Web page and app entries

————————

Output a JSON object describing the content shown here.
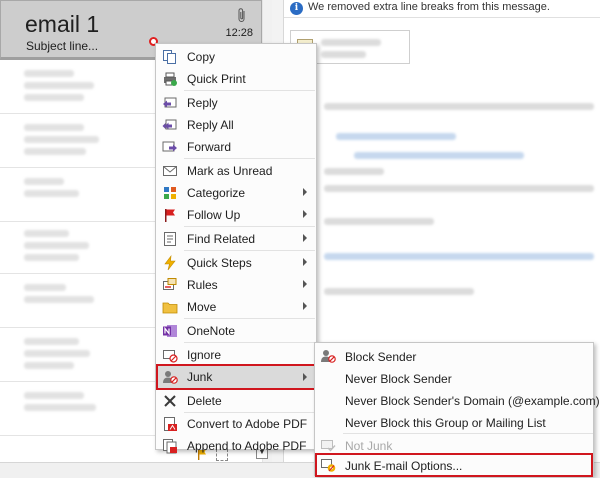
{
  "email_list": {
    "selected_email": {
      "sender": "email 1",
      "subject": "Subject line...",
      "time": "12:28"
    }
  },
  "reading_pane": {
    "info_bar_text": "We removed extra line breaks from this message."
  },
  "context_menu": {
    "items": [
      {
        "label": "Copy",
        "icon": "copy-icon",
        "has_submenu": false
      },
      {
        "label": "Quick Print",
        "icon": "print-icon",
        "has_submenu": false
      },
      {
        "label": "Reply",
        "icon": "reply-icon",
        "has_submenu": false
      },
      {
        "label": "Reply All",
        "icon": "reply-all-icon",
        "has_submenu": false
      },
      {
        "label": "Forward",
        "icon": "forward-icon",
        "has_submenu": false
      },
      {
        "label": "Mark as Unread",
        "icon": "mark-unread-icon",
        "has_submenu": false
      },
      {
        "label": "Categorize",
        "icon": "categorize-icon",
        "has_submenu": true
      },
      {
        "label": "Follow Up",
        "icon": "flag-icon",
        "has_submenu": true
      },
      {
        "label": "Find Related",
        "icon": "find-related-icon",
        "has_submenu": true
      },
      {
        "label": "Quick Steps",
        "icon": "lightning-icon",
        "has_submenu": true
      },
      {
        "label": "Rules",
        "icon": "rules-icon",
        "has_submenu": true
      },
      {
        "label": "Move",
        "icon": "folder-icon",
        "has_submenu": true
      },
      {
        "label": "OneNote",
        "icon": "onenote-icon",
        "has_submenu": false
      },
      {
        "label": "Ignore",
        "icon": "ignore-icon",
        "has_submenu": false
      },
      {
        "label": "Junk",
        "icon": "junk-icon",
        "has_submenu": true
      },
      {
        "label": "Delete",
        "icon": "delete-x-icon",
        "has_submenu": false
      },
      {
        "label": "Convert to Adobe PDF",
        "icon": "adobe-pdf-icon",
        "has_submenu": false
      },
      {
        "label": "Append to Adobe PDF",
        "icon": "adobe-pdf-append-icon",
        "has_submenu": false
      }
    ]
  },
  "junk_submenu": {
    "items": [
      {
        "label": "Block Sender",
        "icon": "block-sender-icon",
        "enabled": true
      },
      {
        "label": "Never Block Sender",
        "icon": "",
        "enabled": true
      },
      {
        "label": "Never Block Sender's Domain (@example.com)",
        "icon": "",
        "enabled": true
      },
      {
        "label": "Never Block this Group or Mailing List",
        "icon": "",
        "enabled": true
      },
      {
        "label": "Not Junk",
        "icon": "not-junk-icon",
        "enabled": false
      },
      {
        "label": "Junk E-mail Options...",
        "icon": "junk-options-icon",
        "enabled": true
      }
    ]
  },
  "colors": {
    "highlight_outline": "#d0161e",
    "selected_row": "#cdcdcd",
    "info_icon": "#2b6cc4"
  }
}
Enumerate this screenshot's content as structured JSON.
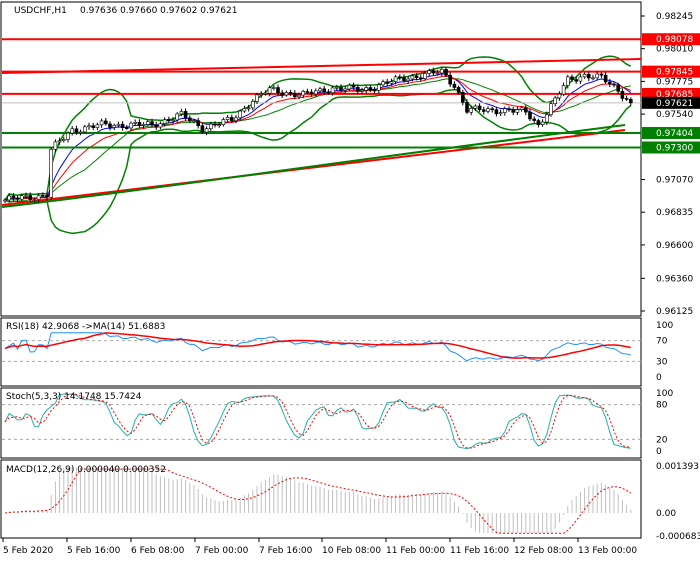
{
  "header": {
    "symbol": "USDCHF,H1",
    "ohlc": "0.97636 0.97660 0.97602 0.97621"
  },
  "colors": {
    "bull": "#000000",
    "bear": "#000000",
    "resistance": "#ff0000",
    "support": "#007f00",
    "bands": "#008000",
    "rsi": "#1e90ff",
    "signal": "#ff0000",
    "stoch": "#20b2aa",
    "hist": "#c0c0c0"
  },
  "chart_data": [
    {
      "type": "candlestick",
      "title": "USDCHF,H1",
      "keypoints": [
        [
          0,
          0.96923
        ],
        [
          10,
          0.96959
        ],
        [
          11,
          0.97282
        ],
        [
          16,
          0.97426
        ],
        [
          23,
          0.97462
        ],
        [
          35,
          0.97462
        ],
        [
          42,
          0.97534
        ],
        [
          47,
          0.9744
        ],
        [
          54,
          0.97498
        ],
        [
          59,
          0.97641
        ],
        [
          63,
          0.97713
        ],
        [
          71,
          0.97677
        ],
        [
          78,
          0.97728
        ],
        [
          85,
          0.97713
        ],
        [
          95,
          0.97799
        ],
        [
          104,
          0.97843
        ],
        [
          107,
          0.97749
        ],
        [
          110,
          0.97569
        ],
        [
          118,
          0.97569
        ],
        [
          124,
          0.97555
        ],
        [
          127,
          0.97462
        ],
        [
          131,
          0.97641
        ],
        [
          134,
          0.97785
        ],
        [
          138,
          0.97821
        ],
        [
          142,
          0.97799
        ],
        [
          146,
          0.97713
        ],
        [
          149,
          0.97621
        ]
      ],
      "ylim": [
        0.96125,
        0.98245
      ],
      "y_ticks": [
        "0.98245",
        "0.98010",
        "0.97775",
        "0.97540",
        "0.97070",
        "0.96835",
        "0.96600",
        "0.96360",
        "0.96125"
      ],
      "levels": [
        {
          "label": "0.98078",
          "value": 0.98078,
          "kind": "resistance"
        },
        {
          "label": "0.97845",
          "value": 0.97845,
          "kind": "resistance"
        },
        {
          "label": "0.97685",
          "value": 0.97685,
          "kind": "resistance"
        },
        {
          "label": "0.97404",
          "value": 0.97404,
          "kind": "support"
        },
        {
          "label": "0.97300",
          "value": 0.973,
          "kind": "support"
        }
      ],
      "current": {
        "label": "0.97621",
        "value": 0.97621
      },
      "x_ticks": [
        "5 Feb 2020",
        "5 Feb 16:00",
        "6 Feb 08:00",
        "7 Feb 00:00",
        "7 Feb 16:00",
        "10 Feb 08:00",
        "11 Feb 00:00",
        "11 Feb 16:00",
        "12 Feb 08:00",
        "13 Feb 00:00"
      ]
    },
    {
      "type": "line",
      "title": "RSI(18) 42.9068  ->MA(14) 51.6883",
      "ylim": [
        0,
        100
      ],
      "y_ticks": [
        "100",
        "70",
        "30",
        "0"
      ]
    },
    {
      "type": "line",
      "title": "Stoch(5,3,3) 14.1748 15.7424",
      "ylim": [
        0,
        100
      ],
      "y_ticks": [
        "100",
        "80",
        "20",
        "0"
      ]
    },
    {
      "type": "bar",
      "title": "MACD(12,26,9) 0.000040 0.000352",
      "ylim": [
        -0.000683,
        0.001393
      ],
      "y_ticks": [
        "0.001393",
        "0.00",
        "-0.000683"
      ]
    }
  ]
}
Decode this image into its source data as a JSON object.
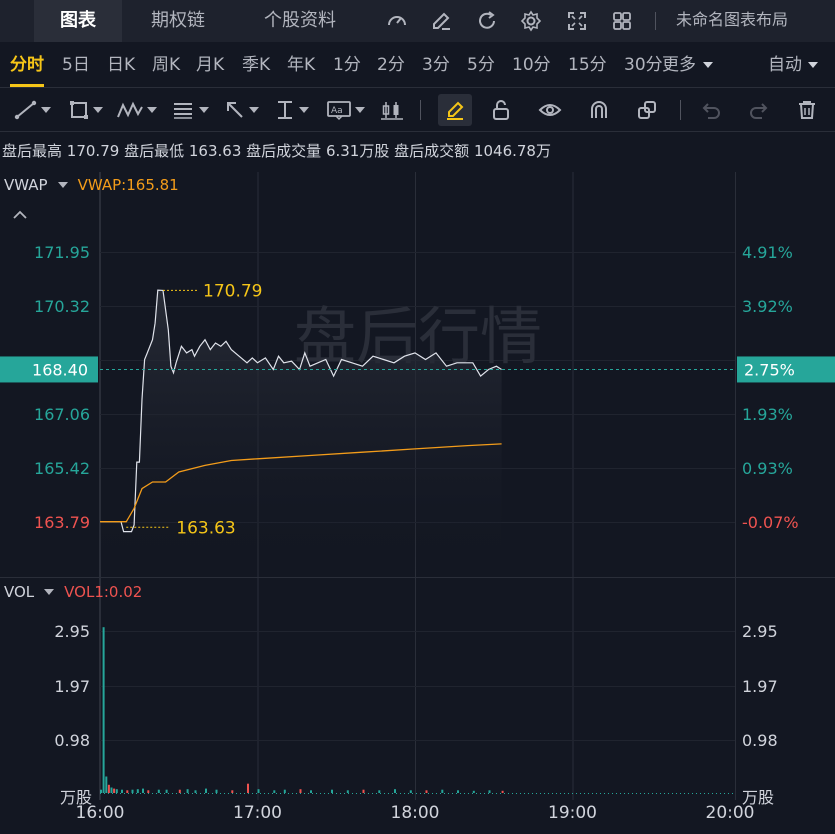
{
  "tabs": [
    {
      "label": "图表",
      "active": true
    },
    {
      "label": "期权链",
      "active": false
    },
    {
      "label": "个股资料",
      "active": false
    }
  ],
  "layout_name": "未命名图表布局",
  "periods": [
    "分时",
    "5日",
    "日K",
    "周K",
    "月K",
    "季K",
    "年K",
    "1分",
    "2分",
    "3分",
    "5分",
    "10分",
    "15分",
    "30分"
  ],
  "active_period": "分时",
  "more_label": "更多",
  "auto_label": "自动",
  "stats": {
    "high_label": "盘后最高",
    "high": "170.79",
    "low_label": "盘后最低",
    "low": "163.63",
    "vol_label": "盘后成交量",
    "vol": "6.31万股",
    "amt_label": "盘后成交额",
    "amt": "1046.78万"
  },
  "vwap": {
    "name": "VWAP",
    "value_label": "VWAP:165.81",
    "color": "#f39c1a"
  },
  "vol_indicator": {
    "name": "VOL",
    "value_label": "VOL1:0.02",
    "color": "#ef5350"
  },
  "watermark": "盘后行情",
  "price_axis": {
    "left": [
      {
        "label": "171.95",
        "color": "#26a69a"
      },
      {
        "label": "170.32",
        "color": "#26a69a"
      },
      {
        "label": "167.06",
        "color": "#26a69a"
      },
      {
        "label": "165.42",
        "color": "#26a69a"
      },
      {
        "label": "163.79",
        "color": "#ef5350"
      }
    ],
    "right": [
      {
        "label": "4.91%",
        "color": "#26a69a"
      },
      {
        "label": "3.92%",
        "color": "#26a69a"
      },
      {
        "label": "1.93%",
        "color": "#26a69a"
      },
      {
        "label": "0.93%",
        "color": "#26a69a"
      },
      {
        "label": "-0.07%",
        "color": "#ef5350"
      }
    ],
    "current_price": "168.40",
    "current_pct": "2.75%"
  },
  "max_annotation": "170.79",
  "min_annotation": "163.63",
  "vol_axis": {
    "labels": [
      "2.95",
      "1.97",
      "0.98"
    ],
    "unit": "万股"
  },
  "time_axis": [
    "16:00",
    "17:00",
    "18:00",
    "19:00",
    "20:00"
  ],
  "colors": {
    "up": "#26a69a",
    "down": "#ef5350",
    "accent": "#f5c518",
    "badge": "#26a69a"
  },
  "chart_data": {
    "type": "line",
    "x_range": [
      "16:00",
      "20:00"
    ],
    "price_ylim": [
      163.3,
      172.6
    ],
    "price": [
      [
        0,
        163.8
      ],
      [
        8,
        163.8
      ],
      [
        9,
        163.5
      ],
      [
        12,
        163.5
      ],
      [
        13,
        163.7
      ],
      [
        14,
        165.6
      ],
      [
        15,
        165.6
      ],
      [
        16,
        167.5
      ],
      [
        17,
        168.7
      ],
      [
        18,
        168.9
      ],
      [
        20,
        169.3
      ],
      [
        21,
        169.8
      ],
      [
        22,
        170.8
      ],
      [
        24,
        170.79
      ],
      [
        26,
        169.6
      ],
      [
        27,
        168.5
      ],
      [
        28,
        168.3
      ],
      [
        29,
        168.6
      ],
      [
        31,
        169.1
      ],
      [
        33,
        168.9
      ],
      [
        35,
        169.0
      ],
      [
        36,
        168.8
      ],
      [
        38,
        169.1
      ],
      [
        40,
        169.3
      ],
      [
        42,
        169.0
      ],
      [
        43,
        169.1
      ],
      [
        44,
        169.2
      ],
      [
        46,
        169.1
      ],
      [
        48,
        169.25
      ],
      [
        50,
        169.0
      ],
      [
        53,
        168.8
      ],
      [
        56,
        168.6
      ],
      [
        58,
        168.75
      ],
      [
        60,
        168.6
      ],
      [
        63,
        168.75
      ],
      [
        66,
        168.4
      ],
      [
        68,
        168.8
      ],
      [
        70,
        168.6
      ],
      [
        73,
        168.65
      ],
      [
        76,
        168.4
      ],
      [
        78,
        168.9
      ],
      [
        80,
        168.5
      ],
      [
        83,
        168.6
      ],
      [
        86,
        168.7
      ],
      [
        89,
        168.2
      ],
      [
        92,
        168.7
      ],
      [
        96,
        168.6
      ],
      [
        100,
        168.5
      ],
      [
        104,
        168.8
      ],
      [
        108,
        168.7
      ],
      [
        112,
        168.6
      ],
      [
        116,
        168.8
      ],
      [
        120,
        168.9
      ],
      [
        124,
        168.7
      ],
      [
        128,
        168.9
      ],
      [
        132,
        168.5
      ],
      [
        136,
        168.6
      ],
      [
        139,
        168.6
      ],
      [
        142,
        168.6
      ],
      [
        145,
        168.2
      ],
      [
        148,
        168.4
      ],
      [
        151,
        168.5
      ],
      [
        153,
        168.4
      ]
    ],
    "vwap": [
      [
        0,
        163.8
      ],
      [
        10,
        163.8
      ],
      [
        13,
        164.2
      ],
      [
        16,
        164.8
      ],
      [
        20,
        165.0
      ],
      [
        25,
        165.0
      ],
      [
        30,
        165.3
      ],
      [
        40,
        165.5
      ],
      [
        50,
        165.65
      ],
      [
        60,
        165.7
      ],
      [
        80,
        165.8
      ],
      [
        100,
        165.9
      ],
      [
        120,
        166.0
      ],
      [
        140,
        166.1
      ],
      [
        153,
        166.15
      ]
    ],
    "volume_ylim": [
      0,
      3.2
    ],
    "volume": [
      [
        0,
        0.06,
        "up"
      ],
      [
        1,
        3.02,
        "up"
      ],
      [
        2,
        0.3,
        "up"
      ],
      [
        3,
        0.15,
        "down"
      ],
      [
        4,
        0.1,
        "up"
      ],
      [
        5,
        0.08,
        "down"
      ],
      [
        6,
        0.07,
        "up"
      ],
      [
        8,
        0.06,
        "up"
      ],
      [
        10,
        0.05,
        "down"
      ],
      [
        12,
        0.06,
        "up"
      ],
      [
        14,
        0.07,
        "up"
      ],
      [
        16,
        0.08,
        "up"
      ],
      [
        18,
        0.05,
        "down"
      ],
      [
        22,
        0.06,
        "up"
      ],
      [
        25,
        0.06,
        "up"
      ],
      [
        30,
        0.06,
        "down"
      ],
      [
        33,
        0.07,
        "up"
      ],
      [
        36,
        0.05,
        "up"
      ],
      [
        40,
        0.08,
        "up"
      ],
      [
        44,
        0.06,
        "up"
      ],
      [
        50,
        0.05,
        "down"
      ],
      [
        56,
        0.17,
        "down"
      ],
      [
        60,
        0.07,
        "up"
      ],
      [
        66,
        0.05,
        "up"
      ],
      [
        70,
        0.06,
        "up"
      ],
      [
        76,
        0.07,
        "down"
      ],
      [
        80,
        0.05,
        "up"
      ],
      [
        88,
        0.06,
        "up"
      ],
      [
        94,
        0.05,
        "up"
      ],
      [
        100,
        0.06,
        "down"
      ],
      [
        106,
        0.05,
        "up"
      ],
      [
        112,
        0.07,
        "up"
      ],
      [
        118,
        0.05,
        "up"
      ],
      [
        124,
        0.05,
        "down"
      ],
      [
        130,
        0.06,
        "up"
      ],
      [
        136,
        0.05,
        "up"
      ],
      [
        142,
        0.04,
        "up"
      ],
      [
        148,
        0.05,
        "up"
      ],
      [
        153,
        0.04,
        "down"
      ]
    ]
  }
}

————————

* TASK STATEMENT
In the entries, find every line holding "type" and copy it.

* SOLUTION TO THIS TASK
      "type": "candlestick",
      "type": "line",
      "type": "line",
      "type": "bar",
    "type": "line",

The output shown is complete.